One interesting aspect of the game was the fact that in the later levels with higher rated hotels, your viewable playing area is expanded so that you have to actually use your finger to swipe back and forth on the screen to view the whole area. So some of your guests in the edge rooms won't be seen unless you scroll to them. It's probably the only thing that I noticed that set it apart from other similar games I've played (so far, anyway).

With the amount of craptastic apps that are out there on the iTunes store, it's not necessarily a big surprise that apps are released with the feeling that they are unfinished. That is the overall feeling I got from Jane's Hotel. There were numerous spelling errors in the game text - not enough to be intrusive, but enough to be noticeable.

Some of the character voices seemed to not fit, or didn't have enough of a variety to differentiate between them. Speaking of which, there was no information in the help files or tutorial about the different types of characters you serve in your hotel. Some of them were pretty distinctive and I could guess what they would be like as guests (business woman, old dude with Hawaiian shirt, etc.) but then there were a few that baffled me (guy dressed in an all-white suit with one of those wispy mustaches). There didn't seem to be any information about chaining actions as well, and I'd get "Extraordinary!" messages popping up every now and then, but I wasn't sure exactly what I had done to deserve it.

There are items that you buy to upgrade your hotel, but the choices feel very linear, such that you don't really have a lot of choice as to the next item you buy. There's a requirement to how many points you can buy for items, so there's usually only one item you can buy at a time, some of which don't really do much of anything, like new wall sconces? Very hard to see a cause and effect there.

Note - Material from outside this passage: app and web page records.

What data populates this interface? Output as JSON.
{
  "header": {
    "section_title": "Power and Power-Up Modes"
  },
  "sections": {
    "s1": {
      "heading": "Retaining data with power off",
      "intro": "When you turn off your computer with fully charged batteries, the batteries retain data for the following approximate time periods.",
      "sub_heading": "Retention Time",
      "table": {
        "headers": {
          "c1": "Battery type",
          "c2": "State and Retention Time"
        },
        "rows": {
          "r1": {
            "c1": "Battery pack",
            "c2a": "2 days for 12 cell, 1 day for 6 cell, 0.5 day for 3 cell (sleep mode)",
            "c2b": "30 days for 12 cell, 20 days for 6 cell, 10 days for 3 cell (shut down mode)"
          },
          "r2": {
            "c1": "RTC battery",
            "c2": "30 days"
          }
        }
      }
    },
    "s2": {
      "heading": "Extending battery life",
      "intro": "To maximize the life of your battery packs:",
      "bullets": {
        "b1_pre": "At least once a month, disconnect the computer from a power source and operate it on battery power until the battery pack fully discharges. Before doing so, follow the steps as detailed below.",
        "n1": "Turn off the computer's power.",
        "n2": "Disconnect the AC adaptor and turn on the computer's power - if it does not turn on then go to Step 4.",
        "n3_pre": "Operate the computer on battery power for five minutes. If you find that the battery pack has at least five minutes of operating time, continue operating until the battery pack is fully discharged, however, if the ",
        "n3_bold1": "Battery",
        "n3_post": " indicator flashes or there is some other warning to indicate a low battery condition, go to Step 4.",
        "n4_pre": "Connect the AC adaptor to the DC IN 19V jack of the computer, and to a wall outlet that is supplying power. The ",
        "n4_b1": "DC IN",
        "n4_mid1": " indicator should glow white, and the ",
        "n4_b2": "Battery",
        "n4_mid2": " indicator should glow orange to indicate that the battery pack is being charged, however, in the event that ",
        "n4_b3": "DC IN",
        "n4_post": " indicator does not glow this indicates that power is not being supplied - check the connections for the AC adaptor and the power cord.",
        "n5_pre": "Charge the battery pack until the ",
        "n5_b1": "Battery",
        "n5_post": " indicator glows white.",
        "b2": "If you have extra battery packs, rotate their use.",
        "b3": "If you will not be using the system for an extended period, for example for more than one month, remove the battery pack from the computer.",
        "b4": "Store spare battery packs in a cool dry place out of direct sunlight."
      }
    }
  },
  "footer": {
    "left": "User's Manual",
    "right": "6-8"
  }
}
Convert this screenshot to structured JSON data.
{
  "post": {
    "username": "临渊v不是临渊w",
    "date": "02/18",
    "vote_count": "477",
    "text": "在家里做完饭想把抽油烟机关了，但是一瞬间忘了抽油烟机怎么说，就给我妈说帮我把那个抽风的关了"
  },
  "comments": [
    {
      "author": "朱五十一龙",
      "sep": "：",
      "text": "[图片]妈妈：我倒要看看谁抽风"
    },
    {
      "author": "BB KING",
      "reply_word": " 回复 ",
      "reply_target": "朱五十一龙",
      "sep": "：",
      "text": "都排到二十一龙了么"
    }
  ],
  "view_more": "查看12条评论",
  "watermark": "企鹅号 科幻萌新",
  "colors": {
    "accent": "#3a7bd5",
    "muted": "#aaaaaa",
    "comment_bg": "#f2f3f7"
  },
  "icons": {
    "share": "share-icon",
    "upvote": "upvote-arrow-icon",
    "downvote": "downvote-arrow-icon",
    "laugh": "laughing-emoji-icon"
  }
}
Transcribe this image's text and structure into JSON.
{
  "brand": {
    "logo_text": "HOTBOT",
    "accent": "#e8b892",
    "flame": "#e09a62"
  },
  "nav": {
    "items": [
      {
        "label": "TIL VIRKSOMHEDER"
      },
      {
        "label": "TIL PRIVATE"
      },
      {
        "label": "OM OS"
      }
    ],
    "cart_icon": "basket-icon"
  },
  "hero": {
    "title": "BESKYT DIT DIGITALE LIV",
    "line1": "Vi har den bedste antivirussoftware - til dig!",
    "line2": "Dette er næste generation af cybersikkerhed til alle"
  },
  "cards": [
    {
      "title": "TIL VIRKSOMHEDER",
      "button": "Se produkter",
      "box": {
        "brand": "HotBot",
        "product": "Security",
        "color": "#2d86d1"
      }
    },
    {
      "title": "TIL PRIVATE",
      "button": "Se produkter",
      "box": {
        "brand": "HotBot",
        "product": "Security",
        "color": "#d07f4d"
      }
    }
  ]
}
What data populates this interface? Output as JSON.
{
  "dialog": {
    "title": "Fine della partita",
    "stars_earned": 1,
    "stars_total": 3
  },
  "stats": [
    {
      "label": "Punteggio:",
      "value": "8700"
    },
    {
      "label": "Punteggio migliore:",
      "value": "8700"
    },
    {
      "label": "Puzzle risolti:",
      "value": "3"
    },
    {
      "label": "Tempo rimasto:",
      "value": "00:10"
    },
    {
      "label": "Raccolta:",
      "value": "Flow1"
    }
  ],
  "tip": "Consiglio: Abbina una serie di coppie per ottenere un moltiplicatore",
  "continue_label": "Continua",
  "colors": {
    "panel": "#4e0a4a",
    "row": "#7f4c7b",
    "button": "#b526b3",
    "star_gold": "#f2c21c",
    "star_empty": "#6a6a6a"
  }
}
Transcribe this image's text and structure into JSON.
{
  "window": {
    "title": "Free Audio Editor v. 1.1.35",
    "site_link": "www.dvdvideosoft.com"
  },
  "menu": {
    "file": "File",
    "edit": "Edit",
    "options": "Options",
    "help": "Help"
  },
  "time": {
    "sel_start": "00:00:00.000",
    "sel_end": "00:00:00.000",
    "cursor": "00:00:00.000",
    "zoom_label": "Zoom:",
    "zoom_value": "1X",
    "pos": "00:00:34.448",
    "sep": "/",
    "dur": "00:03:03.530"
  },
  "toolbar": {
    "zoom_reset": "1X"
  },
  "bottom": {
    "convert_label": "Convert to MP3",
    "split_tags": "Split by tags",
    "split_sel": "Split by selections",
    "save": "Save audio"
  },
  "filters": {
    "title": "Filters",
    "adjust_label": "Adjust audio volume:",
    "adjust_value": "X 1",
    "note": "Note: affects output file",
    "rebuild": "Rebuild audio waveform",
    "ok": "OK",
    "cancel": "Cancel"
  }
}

I also felt that the graphics could have been a little more refined. It seemed very pixelated, which doesn't feel like it takes advantage of the iPhone's graphic capabilities. The written text was ugly and blocky. It felt like an 8-bit game but with slightly higher resolution. The music is seriously annoying and repetitive, plus the voice cues don't really help with anything since as I said before, some of the voices didn't really match the character.

However, past these nitpicky things, I guess I liked it enough to play it all the way through. I didn't feel very challenged though, so I wouldn't feel that you are getting something that's worth a huge investment of time.

Special thanks to Michael Meyers PR for a copy of this game for review.